----- Records for this task -----

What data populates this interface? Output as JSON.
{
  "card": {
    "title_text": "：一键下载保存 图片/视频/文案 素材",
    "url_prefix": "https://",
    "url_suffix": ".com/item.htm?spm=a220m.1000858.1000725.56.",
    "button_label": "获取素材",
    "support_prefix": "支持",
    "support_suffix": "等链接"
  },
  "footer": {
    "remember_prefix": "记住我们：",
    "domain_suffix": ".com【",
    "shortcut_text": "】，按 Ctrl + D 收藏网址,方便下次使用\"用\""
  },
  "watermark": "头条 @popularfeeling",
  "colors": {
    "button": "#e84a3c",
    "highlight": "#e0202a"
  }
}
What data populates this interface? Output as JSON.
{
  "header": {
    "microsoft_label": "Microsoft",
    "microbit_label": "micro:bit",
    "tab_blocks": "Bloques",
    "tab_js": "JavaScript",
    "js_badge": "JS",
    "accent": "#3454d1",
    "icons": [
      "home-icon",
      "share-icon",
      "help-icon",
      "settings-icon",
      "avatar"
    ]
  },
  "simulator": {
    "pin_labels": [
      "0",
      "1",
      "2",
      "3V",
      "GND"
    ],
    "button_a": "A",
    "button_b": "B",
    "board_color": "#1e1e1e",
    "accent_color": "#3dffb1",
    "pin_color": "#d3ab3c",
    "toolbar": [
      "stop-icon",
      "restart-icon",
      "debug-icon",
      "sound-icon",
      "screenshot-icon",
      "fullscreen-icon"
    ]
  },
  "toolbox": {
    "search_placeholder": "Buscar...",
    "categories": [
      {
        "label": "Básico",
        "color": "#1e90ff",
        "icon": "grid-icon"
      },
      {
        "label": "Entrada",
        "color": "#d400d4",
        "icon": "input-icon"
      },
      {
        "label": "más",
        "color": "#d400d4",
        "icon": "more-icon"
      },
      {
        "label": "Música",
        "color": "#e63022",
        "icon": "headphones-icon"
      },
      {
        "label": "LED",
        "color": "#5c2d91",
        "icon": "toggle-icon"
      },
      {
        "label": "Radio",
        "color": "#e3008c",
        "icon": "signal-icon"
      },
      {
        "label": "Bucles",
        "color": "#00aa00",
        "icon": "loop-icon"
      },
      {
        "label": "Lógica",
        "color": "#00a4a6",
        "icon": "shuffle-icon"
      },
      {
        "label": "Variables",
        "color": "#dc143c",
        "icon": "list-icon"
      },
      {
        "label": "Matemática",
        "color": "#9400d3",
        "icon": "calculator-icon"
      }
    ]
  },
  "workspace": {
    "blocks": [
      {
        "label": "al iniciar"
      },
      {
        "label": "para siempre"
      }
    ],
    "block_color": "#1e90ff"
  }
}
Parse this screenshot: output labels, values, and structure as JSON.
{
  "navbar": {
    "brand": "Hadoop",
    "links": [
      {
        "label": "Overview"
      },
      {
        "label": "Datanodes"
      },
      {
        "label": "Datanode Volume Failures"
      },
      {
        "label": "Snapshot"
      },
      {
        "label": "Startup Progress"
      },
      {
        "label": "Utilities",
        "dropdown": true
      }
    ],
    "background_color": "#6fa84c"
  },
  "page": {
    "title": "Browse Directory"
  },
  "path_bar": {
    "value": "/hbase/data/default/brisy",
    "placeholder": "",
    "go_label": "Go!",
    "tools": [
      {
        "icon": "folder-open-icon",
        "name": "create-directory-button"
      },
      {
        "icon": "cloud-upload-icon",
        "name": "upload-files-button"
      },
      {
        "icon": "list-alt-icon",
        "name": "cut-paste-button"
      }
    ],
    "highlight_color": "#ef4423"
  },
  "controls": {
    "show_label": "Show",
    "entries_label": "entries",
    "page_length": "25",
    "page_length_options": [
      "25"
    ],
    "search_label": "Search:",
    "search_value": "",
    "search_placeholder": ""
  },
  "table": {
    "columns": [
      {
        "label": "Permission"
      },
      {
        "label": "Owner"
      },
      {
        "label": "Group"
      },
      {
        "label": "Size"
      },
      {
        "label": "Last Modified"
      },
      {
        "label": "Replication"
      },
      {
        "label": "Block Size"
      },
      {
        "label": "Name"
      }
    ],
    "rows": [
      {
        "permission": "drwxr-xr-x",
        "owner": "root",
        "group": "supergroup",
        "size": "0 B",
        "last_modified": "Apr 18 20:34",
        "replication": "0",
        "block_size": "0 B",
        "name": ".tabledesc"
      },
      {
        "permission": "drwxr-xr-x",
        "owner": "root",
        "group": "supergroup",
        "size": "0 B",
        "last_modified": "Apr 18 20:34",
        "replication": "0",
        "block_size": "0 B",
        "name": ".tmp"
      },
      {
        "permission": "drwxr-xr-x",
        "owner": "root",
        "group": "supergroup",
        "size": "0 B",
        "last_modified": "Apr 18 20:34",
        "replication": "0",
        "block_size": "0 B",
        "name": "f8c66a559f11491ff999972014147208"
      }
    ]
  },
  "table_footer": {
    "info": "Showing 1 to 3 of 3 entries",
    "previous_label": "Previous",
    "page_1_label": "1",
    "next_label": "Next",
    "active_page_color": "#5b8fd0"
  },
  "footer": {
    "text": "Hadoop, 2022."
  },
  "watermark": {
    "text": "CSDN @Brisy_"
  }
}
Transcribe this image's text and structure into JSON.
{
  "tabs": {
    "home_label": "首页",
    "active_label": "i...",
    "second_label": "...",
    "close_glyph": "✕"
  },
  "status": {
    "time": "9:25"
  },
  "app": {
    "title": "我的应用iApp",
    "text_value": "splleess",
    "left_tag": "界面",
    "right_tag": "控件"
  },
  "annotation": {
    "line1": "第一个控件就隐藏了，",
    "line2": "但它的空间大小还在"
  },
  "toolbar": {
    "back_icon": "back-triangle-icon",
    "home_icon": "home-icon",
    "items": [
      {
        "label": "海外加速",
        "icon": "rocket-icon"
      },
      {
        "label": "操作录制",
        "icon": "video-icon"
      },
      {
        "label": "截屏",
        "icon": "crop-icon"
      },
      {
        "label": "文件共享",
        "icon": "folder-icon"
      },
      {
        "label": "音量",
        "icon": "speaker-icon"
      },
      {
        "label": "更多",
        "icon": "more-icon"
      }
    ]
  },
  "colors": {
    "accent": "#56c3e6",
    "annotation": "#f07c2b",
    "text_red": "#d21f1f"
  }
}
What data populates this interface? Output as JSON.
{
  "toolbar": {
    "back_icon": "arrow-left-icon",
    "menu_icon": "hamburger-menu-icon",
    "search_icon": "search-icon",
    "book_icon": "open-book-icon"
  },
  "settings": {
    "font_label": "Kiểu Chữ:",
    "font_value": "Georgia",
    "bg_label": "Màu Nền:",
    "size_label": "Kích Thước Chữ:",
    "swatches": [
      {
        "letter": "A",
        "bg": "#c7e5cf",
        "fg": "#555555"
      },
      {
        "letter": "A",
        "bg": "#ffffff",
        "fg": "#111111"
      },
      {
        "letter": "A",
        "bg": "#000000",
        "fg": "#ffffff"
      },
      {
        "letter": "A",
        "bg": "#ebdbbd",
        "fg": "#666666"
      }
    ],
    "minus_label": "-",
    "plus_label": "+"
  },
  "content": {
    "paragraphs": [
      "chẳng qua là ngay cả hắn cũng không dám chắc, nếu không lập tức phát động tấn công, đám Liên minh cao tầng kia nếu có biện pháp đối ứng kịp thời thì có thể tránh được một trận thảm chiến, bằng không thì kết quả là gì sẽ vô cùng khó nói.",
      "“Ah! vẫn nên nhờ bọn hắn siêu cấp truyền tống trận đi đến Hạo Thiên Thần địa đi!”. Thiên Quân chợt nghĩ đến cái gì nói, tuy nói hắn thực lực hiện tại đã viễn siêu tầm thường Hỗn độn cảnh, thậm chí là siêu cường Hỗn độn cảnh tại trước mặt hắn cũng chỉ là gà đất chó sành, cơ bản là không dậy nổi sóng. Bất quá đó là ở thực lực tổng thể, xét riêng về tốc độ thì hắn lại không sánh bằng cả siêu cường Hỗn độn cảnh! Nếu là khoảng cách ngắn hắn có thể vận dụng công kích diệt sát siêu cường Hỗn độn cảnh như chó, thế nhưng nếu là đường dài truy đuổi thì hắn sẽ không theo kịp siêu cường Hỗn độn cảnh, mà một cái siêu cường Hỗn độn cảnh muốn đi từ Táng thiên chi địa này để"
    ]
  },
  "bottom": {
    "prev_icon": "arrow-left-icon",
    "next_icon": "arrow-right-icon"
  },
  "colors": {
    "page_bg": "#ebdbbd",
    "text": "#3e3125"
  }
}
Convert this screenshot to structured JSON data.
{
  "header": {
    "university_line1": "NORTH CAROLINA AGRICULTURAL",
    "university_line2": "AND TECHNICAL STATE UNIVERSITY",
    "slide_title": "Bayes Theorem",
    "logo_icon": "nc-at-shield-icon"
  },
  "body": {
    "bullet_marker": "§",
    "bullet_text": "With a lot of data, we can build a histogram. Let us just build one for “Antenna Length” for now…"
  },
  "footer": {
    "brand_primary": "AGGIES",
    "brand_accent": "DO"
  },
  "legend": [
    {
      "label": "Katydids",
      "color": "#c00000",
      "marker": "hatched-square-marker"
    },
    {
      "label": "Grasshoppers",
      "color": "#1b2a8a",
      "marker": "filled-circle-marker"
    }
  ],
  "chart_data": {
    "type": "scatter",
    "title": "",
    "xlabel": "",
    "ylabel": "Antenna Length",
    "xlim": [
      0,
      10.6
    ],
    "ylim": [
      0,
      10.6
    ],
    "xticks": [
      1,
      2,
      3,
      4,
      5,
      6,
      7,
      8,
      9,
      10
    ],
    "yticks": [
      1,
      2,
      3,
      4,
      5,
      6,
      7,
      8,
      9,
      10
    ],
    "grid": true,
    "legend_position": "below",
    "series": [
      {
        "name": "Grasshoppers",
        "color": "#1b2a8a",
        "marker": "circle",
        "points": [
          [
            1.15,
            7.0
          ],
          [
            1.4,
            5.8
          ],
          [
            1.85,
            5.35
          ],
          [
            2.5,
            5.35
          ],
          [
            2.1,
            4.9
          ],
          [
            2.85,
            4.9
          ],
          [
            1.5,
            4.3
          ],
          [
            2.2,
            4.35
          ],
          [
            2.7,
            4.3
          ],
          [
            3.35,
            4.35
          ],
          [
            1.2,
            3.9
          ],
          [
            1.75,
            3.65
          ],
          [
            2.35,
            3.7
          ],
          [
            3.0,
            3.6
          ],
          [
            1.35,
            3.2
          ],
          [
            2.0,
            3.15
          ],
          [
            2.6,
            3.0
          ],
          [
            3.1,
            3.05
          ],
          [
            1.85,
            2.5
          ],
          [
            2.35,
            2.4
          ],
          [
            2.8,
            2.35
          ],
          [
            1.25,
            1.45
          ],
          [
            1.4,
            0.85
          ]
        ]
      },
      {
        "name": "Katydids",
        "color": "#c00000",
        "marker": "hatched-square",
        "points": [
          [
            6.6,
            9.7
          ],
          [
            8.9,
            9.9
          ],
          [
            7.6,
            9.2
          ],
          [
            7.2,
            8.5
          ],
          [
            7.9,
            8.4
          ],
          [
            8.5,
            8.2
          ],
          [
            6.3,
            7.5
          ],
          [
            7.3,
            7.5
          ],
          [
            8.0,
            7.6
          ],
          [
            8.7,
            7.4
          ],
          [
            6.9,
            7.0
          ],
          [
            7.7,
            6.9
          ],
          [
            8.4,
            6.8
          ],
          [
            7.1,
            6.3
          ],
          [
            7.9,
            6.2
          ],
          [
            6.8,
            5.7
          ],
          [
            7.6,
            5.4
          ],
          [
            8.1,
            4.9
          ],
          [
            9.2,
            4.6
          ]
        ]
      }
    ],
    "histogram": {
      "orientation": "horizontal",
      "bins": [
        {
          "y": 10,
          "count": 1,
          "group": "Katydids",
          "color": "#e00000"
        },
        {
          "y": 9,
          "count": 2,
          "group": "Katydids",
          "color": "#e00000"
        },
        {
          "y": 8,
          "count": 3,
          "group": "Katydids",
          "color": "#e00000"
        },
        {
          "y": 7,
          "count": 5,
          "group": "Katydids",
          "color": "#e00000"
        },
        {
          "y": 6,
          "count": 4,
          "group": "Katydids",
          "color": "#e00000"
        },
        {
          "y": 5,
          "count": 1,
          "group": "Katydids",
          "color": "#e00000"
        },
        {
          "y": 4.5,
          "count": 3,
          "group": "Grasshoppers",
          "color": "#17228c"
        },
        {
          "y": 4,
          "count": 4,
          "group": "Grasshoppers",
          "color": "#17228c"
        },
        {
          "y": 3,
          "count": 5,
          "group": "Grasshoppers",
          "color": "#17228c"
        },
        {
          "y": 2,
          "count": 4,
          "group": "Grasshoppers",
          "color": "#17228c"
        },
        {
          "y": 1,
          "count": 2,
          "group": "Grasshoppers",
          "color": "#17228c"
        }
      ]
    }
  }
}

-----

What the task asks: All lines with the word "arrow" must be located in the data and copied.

Solution below:
    "back_icon": "arrow-left-icon",
    "prev_icon": "arrow-left-icon",
    "next_icon": "arrow-right-icon"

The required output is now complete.